A colleague of mine was recently asked to help organize part of the program of a conference, and was asked to recruit someone to work with him on this. This colleague was specifically asked to find their "opposite".
THIS INTRIGUED ME.
It intrigued me for several reasons, not the least of which were the opportunities for making jokes like "So you're supposed to find someone who is very organized and answers their e-mail but is not very smart?". And so on.
Let's consider what the relevant variables are in finding one's opposite. In this case, owing to the specialized nature of the conference, field of expertise is not a major variable, although there is room for considering different researchers who use different primary research methods.
Gender? Should one program organizer be male and the other female? I know this is not actually as simple as it may seem, but for a start, should there be one of each?
Age? The colleague in question is middle-aged, so this leads to the options of finding someone who is very young or very old. Or is your opposite definitely a much younger person because, after a certain career stage (tenure), we are all old?

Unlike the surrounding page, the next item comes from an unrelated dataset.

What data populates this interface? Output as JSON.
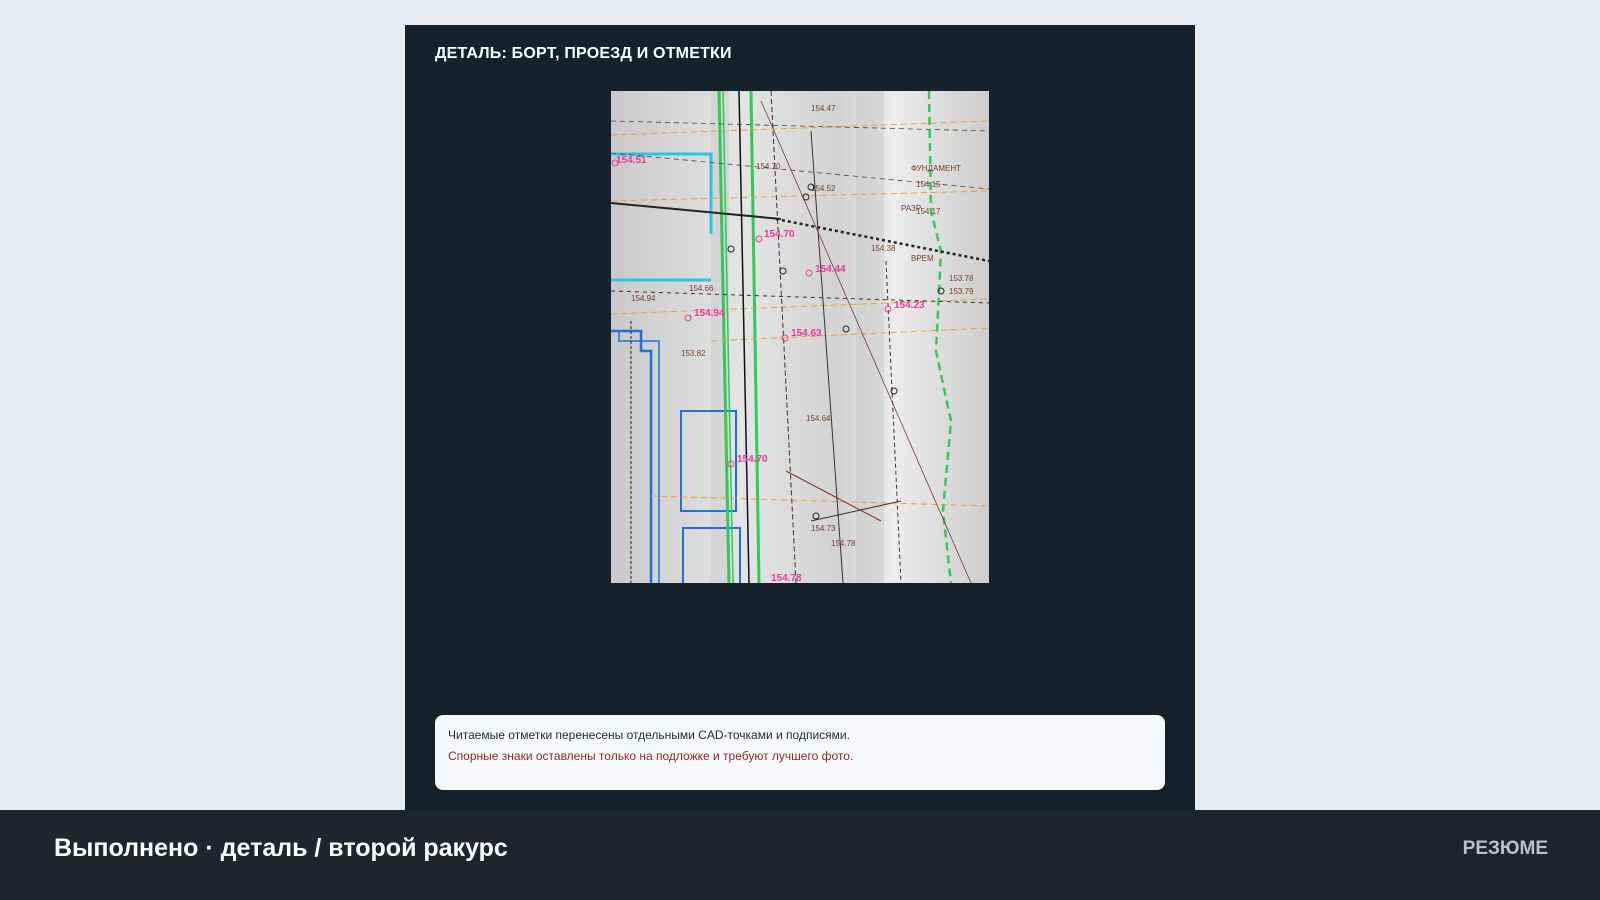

Geography? Is your opposite someone from a different continent (or at the very least, a different country)? This raises the question of whether one's home institution's location is the relevant variable or one's country of origin, or both.
Primary Research Method/Subfield? If you are a theoretician, should you get a lab person as your opposite co-organizer? And so on?
What else? If you were asked to find your "opposite" (in a professional context, but within your general research field), what would you consider?
Responses need not be entirely serious.
But, if you do consider only serious variables and come up with a list of people who fit the description of your opposite, how many possibilities are there? Many? A few? None?
10 years ago